One person who’s been helping the people of Haiti for over a decade is Dr. Judy Dasovich, a medical doctor who works in Strafford and Springfield. She’s been to Haiti over half a dozen times to treat skin diseases, pneumonia, and malaria, as well as to help support nutrition programs there.
She joined KSMU's Jennifer Moore earlier by phone to talk about her thoughts on the people of the island nation, and why she kept going back.
Dasovich says Haiti is a fascinating country with a warm and lovely people. She says it is an interesting experience to be among people who have so little and yet do so much with it. Their spirit, she says, is resilient. She says she learned more from them than vice versa.
According to her experiences, Haitians have a very spiritually and culturally rich tradition.
“There’s a joke about Haiti that says it’s ‘80 percent Catholic and 100 percent Voodoo.’ Voodoo is a very misunderstood religion. It’s a monotheistic religion that has deep roots in African religious traditions. And that has been sustaining for people,” she says.
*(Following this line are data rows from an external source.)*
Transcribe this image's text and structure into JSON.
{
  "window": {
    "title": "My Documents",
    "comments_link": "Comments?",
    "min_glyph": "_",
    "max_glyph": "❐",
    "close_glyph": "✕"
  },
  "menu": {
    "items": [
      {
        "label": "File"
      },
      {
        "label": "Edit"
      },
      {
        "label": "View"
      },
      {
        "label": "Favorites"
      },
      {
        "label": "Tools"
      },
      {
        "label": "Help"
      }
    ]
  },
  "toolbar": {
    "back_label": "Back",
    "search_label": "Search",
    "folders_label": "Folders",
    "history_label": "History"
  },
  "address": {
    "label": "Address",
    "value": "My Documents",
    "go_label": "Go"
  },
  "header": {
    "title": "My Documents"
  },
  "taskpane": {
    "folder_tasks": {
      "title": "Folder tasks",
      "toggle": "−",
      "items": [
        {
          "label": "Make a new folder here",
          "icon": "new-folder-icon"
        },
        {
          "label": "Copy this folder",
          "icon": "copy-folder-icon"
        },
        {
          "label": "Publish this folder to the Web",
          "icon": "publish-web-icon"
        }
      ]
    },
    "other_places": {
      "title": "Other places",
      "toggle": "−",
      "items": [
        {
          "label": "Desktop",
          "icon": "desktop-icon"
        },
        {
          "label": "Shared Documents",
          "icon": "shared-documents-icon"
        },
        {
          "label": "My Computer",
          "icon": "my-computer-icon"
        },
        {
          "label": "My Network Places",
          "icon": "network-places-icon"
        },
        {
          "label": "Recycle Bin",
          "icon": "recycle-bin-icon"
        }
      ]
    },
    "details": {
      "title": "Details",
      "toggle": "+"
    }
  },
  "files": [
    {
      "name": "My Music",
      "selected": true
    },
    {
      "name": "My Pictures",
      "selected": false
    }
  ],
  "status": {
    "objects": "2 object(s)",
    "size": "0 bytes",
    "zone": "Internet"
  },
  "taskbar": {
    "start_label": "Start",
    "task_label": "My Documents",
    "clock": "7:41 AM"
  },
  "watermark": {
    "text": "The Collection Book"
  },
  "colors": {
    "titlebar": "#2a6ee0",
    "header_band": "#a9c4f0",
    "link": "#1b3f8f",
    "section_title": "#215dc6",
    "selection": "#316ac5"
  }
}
That is what’s gotten them through tough times before, she says, and that is what they will rely on to see them through the current crisis.
Dasovich says she personally believes that helping other nations in times of crisis is important because “human beings are human beings, no matter what their nationality is.”
Again, that was Dr. Judy Dasovich, a local physician who has been to Haiti numerous times to do volunteer work, speaking to me earlier by phone.
She said for people wanting to support the relief efforts, the three organizations she recommends donating to are the American Red Cross, Doctors Without Borders, and Partners in Health.
For KSMU News, I'm Jennifer Moore.